> **BRIEF**: Using the data below, copy out all lines with the word "Introspect".

> **EXERCISE DATA**:
# # # # #
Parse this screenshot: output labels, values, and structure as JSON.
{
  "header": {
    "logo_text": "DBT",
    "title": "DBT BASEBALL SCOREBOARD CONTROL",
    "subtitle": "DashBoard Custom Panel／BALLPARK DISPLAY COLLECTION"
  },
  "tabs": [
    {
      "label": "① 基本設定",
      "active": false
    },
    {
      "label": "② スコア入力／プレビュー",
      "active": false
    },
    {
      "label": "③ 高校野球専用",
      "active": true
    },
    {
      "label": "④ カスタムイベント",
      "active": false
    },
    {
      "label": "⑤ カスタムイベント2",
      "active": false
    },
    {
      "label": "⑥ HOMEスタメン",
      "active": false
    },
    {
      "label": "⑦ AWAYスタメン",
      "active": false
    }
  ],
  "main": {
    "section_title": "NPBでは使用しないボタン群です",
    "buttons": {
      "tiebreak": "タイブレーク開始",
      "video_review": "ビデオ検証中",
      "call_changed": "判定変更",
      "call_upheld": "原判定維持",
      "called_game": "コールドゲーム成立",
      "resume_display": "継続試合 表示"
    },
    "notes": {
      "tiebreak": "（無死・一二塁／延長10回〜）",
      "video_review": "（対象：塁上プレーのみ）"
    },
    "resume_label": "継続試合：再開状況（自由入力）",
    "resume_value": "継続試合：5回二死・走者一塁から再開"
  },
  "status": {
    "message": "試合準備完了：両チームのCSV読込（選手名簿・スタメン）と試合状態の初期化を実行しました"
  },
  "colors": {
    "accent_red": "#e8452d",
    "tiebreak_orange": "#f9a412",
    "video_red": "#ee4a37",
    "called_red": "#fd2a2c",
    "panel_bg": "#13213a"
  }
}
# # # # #
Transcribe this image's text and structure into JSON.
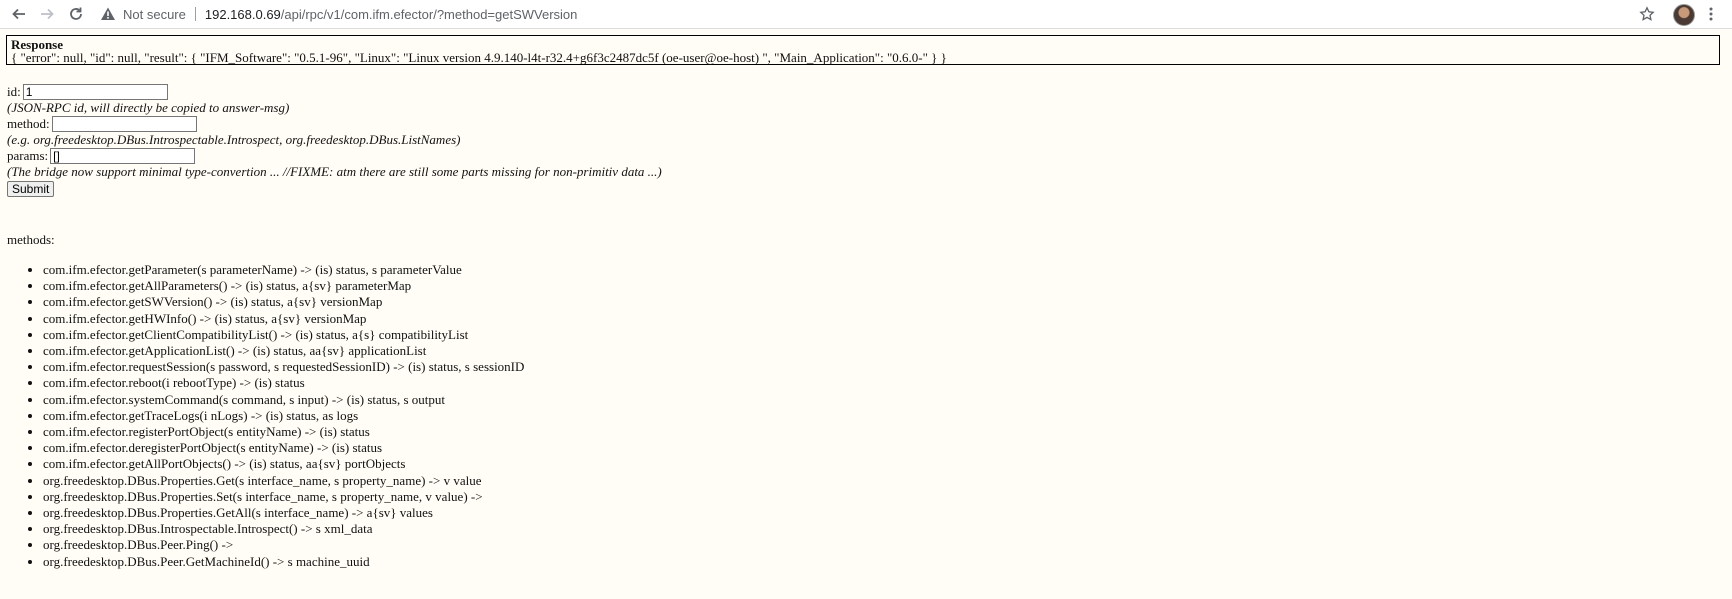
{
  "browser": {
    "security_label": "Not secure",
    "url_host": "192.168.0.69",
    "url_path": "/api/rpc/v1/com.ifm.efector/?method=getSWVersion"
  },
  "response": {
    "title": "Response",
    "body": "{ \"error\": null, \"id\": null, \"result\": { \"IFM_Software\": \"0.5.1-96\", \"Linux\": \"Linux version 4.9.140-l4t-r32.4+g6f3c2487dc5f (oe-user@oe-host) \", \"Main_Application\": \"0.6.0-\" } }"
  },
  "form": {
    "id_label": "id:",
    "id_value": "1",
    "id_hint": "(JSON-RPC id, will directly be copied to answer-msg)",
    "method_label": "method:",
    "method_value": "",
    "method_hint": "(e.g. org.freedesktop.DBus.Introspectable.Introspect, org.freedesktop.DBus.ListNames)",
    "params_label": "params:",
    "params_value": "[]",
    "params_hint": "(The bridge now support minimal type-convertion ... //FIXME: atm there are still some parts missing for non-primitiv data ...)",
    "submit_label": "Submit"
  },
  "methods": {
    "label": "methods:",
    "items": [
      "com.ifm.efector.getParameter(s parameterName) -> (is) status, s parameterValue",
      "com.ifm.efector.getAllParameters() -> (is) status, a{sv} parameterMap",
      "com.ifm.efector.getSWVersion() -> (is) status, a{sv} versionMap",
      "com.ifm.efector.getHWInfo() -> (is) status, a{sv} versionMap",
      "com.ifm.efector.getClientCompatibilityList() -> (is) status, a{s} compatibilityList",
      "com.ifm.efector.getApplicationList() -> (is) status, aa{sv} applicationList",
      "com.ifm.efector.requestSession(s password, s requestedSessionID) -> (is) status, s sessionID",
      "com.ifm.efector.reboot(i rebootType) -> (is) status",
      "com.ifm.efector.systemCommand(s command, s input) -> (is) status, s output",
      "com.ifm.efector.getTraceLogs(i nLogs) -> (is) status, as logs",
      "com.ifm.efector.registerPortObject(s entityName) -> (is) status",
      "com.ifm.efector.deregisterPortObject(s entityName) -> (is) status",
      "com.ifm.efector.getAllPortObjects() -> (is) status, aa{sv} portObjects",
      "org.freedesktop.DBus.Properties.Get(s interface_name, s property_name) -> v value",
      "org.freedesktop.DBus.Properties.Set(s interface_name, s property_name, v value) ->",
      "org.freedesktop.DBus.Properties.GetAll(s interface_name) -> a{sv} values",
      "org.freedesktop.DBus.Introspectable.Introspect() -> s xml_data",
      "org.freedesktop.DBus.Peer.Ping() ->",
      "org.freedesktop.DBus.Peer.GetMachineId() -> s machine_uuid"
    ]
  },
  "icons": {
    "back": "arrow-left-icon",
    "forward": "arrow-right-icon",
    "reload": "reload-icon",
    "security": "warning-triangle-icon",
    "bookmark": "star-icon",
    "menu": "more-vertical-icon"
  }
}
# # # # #
> **TASK RESULT**:
    "method_hint": "(e.g. org.freedesktop.DBus.Introspectable.Introspect, org.freedesktop.DBus.ListNames)",
      "org.freedesktop.DBus.Introspectable.Introspect() -> s xml_data",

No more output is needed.